Anyone who has been watching prime-time television since the 1970s, when domestic comedy gave way to workplace shows like The Bob Newhart Show and The Mary Tyler Moore Show, will know that this sorry crew is destined not only to fall for each other, but to form an oddball family unit that will warmly compensate for their uniformly empty home lives. Like most currently successful writers of situation comedy, Scherfig has grasped that this is the way we live now, or would like to, when the traditional family is perceived to have tanked and we look to the workplace for intimacies previously associated with home. This may be a bigger pipe dream yet, but an enormously alluring one to those who have no family life or, like Karen and Olympia, have parents who appear to have swanned in from another planet. With its ludicrous parallels and brisk, funny script (pardon my provincialism, but it sounds all the funnier in Danish), Italian for Beginners is full of larky charm while drawing its emotional vitality from urban loneliness.
The finale, alas, is pure slop that will nonetheless guarantee that the movie, which I’ll wager was purchased for a song, will be the first film from this group since Lars von Trier’s Breaking the Waves (not technically a Dogme film, but in every way the prototype) to make serious art-house money. As one who was ready to hurl sharp objects at Emily Watson’s haloed head by the end of that overrated mash note to sainthood, I’m grateful for Lone Scherfig’s goofball levity. Still, I worry about a Dogme movie that has on offer precisely the two forms of satisfaction that this movement, which has fingered Hollywood as the Antichrist, has forsworn till the end of time: comfort and joy.

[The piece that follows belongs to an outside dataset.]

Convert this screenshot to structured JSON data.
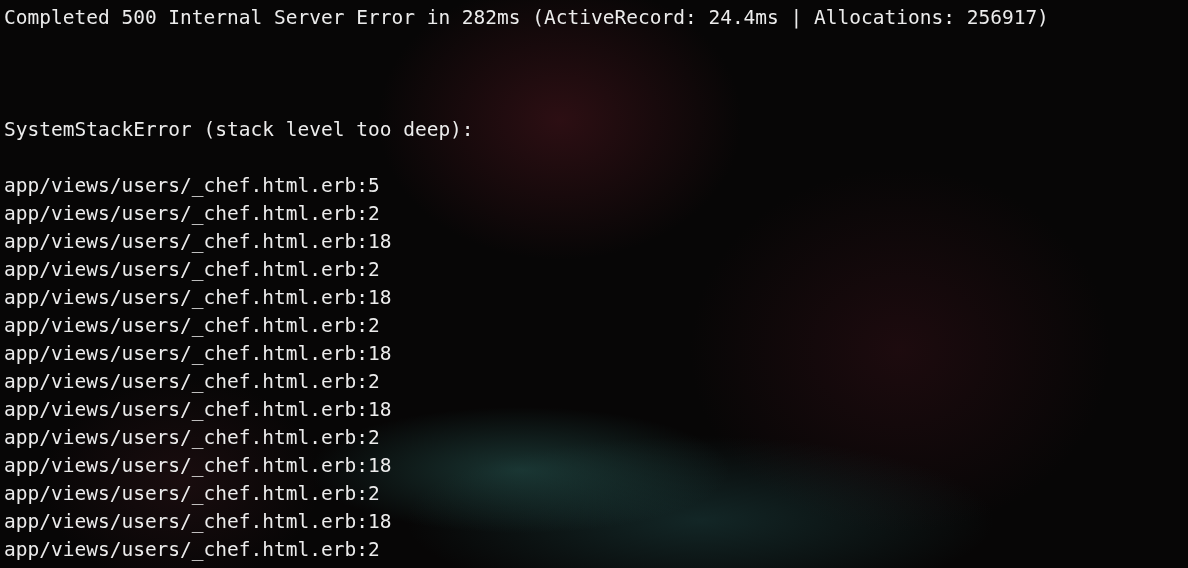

ITALIAN FOR BEGINNERS Written and directed by LONE SCHERFIG | Produced by IB
TARDINI | Released by Miramax Films | At Laemmle’s Royal